I’ve used yellow tomatoes in this recipe because of their mellow tomato flavor and sweetness. You can substitute any tomato you’d like – just remember different colors and varieties will affect flavor differently. I also suggest avoiding store-bought tomatoes. Homegrown or local farm grown tomatoes will always be far more flavorful than anything you find in the store. That will make a difference as the tomato in this cake is already quite subtle.
Yellow Tomato Cake
Yield: 1, 9″ loaf cake
Prep Time: 20 minutes
Bake Time: 45 minutes
1, 9″ x 4″ loaf pan
Standmixer & flatbeater, or
Large bowl & spoon
8 ounces all-purpose flour
1 teaspoon baking powder
1/2 teaspoon baking soda
1/2 teaspoon cinnamon
1/2 teaspoon salt
5 ounces butter
5 ounces sugar
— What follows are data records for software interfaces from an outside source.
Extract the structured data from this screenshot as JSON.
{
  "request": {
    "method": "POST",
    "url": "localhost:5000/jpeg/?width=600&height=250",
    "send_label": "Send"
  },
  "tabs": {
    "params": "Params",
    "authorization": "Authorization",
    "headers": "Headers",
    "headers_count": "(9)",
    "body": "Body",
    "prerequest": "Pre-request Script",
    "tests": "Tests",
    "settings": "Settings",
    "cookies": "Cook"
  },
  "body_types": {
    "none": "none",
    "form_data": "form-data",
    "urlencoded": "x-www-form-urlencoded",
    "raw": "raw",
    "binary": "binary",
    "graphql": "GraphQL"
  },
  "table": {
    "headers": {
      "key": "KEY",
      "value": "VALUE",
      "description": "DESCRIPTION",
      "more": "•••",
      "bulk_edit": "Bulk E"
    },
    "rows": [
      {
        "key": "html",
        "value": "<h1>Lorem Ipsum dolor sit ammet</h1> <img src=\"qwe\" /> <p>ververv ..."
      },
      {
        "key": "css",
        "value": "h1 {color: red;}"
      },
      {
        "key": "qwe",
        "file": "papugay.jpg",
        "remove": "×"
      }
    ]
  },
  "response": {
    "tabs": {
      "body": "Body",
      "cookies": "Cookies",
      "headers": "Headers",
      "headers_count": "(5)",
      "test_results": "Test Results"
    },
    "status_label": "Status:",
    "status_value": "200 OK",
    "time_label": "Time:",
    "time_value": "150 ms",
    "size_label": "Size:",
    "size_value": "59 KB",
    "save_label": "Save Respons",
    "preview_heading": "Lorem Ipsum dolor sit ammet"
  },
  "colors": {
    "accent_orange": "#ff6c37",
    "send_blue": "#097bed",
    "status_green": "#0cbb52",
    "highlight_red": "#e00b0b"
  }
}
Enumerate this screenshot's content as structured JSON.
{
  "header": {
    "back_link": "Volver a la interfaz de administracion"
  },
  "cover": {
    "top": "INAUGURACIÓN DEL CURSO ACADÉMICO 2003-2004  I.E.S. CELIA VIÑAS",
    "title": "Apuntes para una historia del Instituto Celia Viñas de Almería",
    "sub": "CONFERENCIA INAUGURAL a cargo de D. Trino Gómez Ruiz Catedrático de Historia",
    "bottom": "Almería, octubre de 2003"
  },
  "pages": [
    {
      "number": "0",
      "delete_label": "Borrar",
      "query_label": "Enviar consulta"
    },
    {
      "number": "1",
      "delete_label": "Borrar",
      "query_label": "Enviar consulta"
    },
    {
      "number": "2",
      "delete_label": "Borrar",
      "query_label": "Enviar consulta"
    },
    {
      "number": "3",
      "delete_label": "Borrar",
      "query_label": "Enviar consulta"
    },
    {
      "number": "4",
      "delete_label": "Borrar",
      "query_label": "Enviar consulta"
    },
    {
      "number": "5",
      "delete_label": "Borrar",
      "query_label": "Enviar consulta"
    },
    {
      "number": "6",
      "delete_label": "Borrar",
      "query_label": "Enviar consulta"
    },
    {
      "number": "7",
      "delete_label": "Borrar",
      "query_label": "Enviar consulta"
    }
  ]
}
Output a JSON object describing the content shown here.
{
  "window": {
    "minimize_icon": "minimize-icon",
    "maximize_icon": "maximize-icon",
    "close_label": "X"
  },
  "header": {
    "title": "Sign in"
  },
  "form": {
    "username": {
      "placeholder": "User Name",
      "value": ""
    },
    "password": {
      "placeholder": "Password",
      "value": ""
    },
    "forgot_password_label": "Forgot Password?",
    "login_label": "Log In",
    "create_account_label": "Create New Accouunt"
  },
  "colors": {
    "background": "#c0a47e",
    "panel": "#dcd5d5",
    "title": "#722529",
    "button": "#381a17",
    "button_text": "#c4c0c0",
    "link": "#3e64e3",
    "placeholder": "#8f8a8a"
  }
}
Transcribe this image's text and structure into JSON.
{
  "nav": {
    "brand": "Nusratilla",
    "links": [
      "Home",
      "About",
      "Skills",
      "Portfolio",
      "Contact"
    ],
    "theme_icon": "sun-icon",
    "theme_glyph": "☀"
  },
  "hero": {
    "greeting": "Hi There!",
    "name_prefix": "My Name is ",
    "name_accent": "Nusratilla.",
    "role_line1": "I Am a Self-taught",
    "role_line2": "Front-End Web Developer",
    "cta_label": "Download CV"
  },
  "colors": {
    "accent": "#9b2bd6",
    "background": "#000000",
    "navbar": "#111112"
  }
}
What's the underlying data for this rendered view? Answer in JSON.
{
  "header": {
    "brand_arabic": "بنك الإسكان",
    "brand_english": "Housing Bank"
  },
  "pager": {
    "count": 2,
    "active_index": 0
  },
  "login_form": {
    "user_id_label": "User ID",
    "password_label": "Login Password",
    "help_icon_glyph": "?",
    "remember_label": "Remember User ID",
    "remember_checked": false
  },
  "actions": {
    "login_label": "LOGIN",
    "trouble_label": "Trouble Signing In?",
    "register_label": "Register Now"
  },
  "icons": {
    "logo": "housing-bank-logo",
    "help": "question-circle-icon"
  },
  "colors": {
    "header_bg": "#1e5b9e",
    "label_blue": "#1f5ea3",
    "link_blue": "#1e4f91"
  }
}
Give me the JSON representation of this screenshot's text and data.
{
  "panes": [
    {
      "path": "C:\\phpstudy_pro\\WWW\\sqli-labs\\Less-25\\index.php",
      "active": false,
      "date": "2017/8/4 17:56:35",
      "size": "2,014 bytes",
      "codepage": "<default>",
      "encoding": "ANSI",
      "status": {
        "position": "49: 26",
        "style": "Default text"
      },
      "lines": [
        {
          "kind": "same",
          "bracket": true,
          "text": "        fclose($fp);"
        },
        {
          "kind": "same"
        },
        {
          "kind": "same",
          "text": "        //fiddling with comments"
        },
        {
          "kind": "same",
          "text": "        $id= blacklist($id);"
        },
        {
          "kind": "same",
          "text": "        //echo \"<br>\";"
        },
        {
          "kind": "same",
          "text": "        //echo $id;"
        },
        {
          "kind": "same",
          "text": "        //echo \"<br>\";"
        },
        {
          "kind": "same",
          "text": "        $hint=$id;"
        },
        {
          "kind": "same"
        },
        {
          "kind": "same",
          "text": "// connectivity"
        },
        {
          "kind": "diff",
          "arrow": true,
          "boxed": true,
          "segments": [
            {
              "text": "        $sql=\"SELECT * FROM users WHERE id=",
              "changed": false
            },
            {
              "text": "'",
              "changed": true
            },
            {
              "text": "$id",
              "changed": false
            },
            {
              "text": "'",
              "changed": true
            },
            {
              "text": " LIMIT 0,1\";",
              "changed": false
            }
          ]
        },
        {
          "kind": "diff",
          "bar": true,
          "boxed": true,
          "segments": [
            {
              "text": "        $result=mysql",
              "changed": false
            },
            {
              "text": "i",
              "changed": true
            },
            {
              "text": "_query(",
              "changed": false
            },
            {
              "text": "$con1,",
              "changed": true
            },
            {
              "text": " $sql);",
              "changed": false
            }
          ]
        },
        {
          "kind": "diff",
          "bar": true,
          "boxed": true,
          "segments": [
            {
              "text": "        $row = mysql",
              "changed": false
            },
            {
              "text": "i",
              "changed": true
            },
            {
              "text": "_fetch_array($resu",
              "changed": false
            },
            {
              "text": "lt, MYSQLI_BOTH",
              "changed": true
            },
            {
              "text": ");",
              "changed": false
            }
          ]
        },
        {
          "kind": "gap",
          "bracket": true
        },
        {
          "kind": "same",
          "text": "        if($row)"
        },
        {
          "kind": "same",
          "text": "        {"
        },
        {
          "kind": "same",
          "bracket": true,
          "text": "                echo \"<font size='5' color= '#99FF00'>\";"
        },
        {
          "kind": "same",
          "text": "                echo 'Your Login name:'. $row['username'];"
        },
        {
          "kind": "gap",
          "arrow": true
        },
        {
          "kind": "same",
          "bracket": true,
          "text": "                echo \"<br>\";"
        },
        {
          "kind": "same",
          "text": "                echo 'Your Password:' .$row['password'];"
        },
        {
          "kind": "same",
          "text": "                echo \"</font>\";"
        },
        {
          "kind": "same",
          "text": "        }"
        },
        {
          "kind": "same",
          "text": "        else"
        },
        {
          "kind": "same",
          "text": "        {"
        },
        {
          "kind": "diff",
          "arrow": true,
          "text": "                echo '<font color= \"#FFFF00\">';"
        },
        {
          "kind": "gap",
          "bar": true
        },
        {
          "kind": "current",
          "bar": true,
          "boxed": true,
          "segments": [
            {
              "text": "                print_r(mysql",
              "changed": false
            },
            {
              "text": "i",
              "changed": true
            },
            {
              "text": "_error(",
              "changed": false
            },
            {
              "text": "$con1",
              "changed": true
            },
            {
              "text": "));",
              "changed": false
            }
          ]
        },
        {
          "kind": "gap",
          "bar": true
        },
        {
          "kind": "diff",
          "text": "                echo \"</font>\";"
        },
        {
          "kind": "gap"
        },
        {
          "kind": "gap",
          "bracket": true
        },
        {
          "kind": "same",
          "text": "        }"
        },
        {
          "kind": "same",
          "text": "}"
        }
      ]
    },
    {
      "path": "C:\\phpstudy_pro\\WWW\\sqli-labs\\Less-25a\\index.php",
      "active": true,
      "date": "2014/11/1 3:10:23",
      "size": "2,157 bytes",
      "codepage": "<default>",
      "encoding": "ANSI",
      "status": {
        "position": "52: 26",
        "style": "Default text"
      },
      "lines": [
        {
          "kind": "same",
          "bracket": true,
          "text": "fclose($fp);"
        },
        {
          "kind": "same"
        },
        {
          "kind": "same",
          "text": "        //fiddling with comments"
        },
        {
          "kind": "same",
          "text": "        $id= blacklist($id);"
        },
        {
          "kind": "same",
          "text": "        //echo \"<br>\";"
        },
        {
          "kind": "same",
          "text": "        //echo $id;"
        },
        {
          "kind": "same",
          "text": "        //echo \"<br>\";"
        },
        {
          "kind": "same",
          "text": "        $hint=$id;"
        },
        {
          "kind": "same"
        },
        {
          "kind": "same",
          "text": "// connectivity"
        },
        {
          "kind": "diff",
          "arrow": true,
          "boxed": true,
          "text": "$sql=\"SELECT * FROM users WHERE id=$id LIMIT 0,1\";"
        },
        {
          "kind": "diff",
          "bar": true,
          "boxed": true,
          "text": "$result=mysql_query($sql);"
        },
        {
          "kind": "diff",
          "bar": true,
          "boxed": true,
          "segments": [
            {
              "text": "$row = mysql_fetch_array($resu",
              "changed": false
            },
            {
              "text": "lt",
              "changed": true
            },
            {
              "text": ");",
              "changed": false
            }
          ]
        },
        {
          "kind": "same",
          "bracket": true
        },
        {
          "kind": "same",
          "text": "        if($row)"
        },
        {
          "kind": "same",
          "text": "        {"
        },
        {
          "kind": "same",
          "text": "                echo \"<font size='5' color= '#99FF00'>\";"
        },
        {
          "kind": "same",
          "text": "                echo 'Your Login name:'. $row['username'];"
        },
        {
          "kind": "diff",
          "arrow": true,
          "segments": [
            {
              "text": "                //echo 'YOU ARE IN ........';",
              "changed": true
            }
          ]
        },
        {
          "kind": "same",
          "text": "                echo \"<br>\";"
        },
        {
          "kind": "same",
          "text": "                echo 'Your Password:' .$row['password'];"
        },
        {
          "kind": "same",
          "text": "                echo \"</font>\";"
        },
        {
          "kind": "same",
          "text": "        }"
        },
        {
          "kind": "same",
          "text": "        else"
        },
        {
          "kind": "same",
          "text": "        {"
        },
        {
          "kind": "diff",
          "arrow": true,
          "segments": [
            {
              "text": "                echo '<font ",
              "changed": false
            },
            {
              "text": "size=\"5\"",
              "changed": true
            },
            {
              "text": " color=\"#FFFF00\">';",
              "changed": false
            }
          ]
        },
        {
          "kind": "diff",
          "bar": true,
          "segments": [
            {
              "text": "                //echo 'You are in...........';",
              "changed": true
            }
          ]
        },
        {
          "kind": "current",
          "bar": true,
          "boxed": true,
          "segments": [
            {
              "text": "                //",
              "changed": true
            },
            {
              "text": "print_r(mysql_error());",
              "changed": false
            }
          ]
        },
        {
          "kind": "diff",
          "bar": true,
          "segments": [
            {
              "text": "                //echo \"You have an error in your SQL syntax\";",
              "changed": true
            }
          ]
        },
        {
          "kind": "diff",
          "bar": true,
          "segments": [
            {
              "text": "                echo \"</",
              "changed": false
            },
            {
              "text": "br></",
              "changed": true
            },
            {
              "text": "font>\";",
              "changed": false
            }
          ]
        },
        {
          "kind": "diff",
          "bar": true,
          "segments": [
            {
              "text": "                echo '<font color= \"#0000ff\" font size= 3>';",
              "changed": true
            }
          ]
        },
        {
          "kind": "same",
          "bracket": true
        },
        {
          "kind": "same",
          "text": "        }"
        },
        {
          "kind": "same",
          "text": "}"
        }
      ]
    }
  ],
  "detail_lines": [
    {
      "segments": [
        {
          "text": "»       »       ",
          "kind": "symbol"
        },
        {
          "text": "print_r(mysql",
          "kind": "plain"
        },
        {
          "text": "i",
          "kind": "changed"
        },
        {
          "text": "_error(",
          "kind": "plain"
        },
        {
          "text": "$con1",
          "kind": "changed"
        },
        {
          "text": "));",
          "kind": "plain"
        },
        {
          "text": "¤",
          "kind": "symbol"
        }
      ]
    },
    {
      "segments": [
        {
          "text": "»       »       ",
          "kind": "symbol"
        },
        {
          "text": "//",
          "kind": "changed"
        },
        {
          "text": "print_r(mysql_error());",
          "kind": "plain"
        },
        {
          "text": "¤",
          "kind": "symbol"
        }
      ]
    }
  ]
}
1/2 teaspoon lemon zest
1 cup pureed yellow tomatoes *(note on pureeing below)
1. Preheat an oven to 350°F. Line the loaf pan with parchment paper. Butter and dust the pan with flour. Set aside.
2. Mix together the flour, baking powder, baking soda, cinnamon and salt together in a bowl. Set aside.
3. Cream the butter and sugar together until light and fluffy.
4. Add the eggs, one at a time, mixing well after adding each.
5. Add the lemon zest and mix in well.
6. Add the flour mixture and pureed tomatoes in three additions starting and edging with the flour mixture. Mix until the batter comes together.
7. Pour the batter into the lined loaf pan. Bake for about 45 minutes or until the cake springs back when lightly pressed.
8. Let cool completely before serving.
*Pureeing Tomatoes: Peel the skin from tomatoes and remove all the seeds and juice from inside before pureeing.You will need about 3 to 5 tomatoes to make 1 cup pureed tomatoes.
To peel: Score the bottom of the tomato with a cross using a sharp knife. Place the tomatoes in boiling water for just a few seconds (until the skin around the cross begins to look a little wrinkly) then immediately place the tomatoes in a bowl of very cold, iced water. Once the tomatoes are cool you can peel back the skin from the scored cross.
To Puree: After peeling, be sure to remove all the seeds and juice from the inside of the tomato. Once that is done, place the flesh of the tomato in a blender or food processor and blend until pureed and smooth. [/print_this]
You can serve the cake on its own or with the following cinnamon honey glaze. The sweetness of the honey and spiciness of the cinnamon helps bring out the mellow flavor of the yellow tomatoes in the cake.
Cinnamon Honey Glaze
This recipe is adapted from a Bo-Friberg recipe.
Yield: 1 cup
Prep Time: 5 minutes
Cook Time: 5 minutes
Heavy bottomed pot
2 ounces butter
5 ounces brown sugar
2 ounces honey
1 teaspoon cinnamon
1 tablespoon water
1. Add all the ingredients together in the pot. Heat over medium-high heat and bring to a boil. Boil for just a few moments, stirring constantly.
2. Remove from the heat and continue to stir until the butter is melted.
3. Set aside and let cool a little before serving.[/print_this]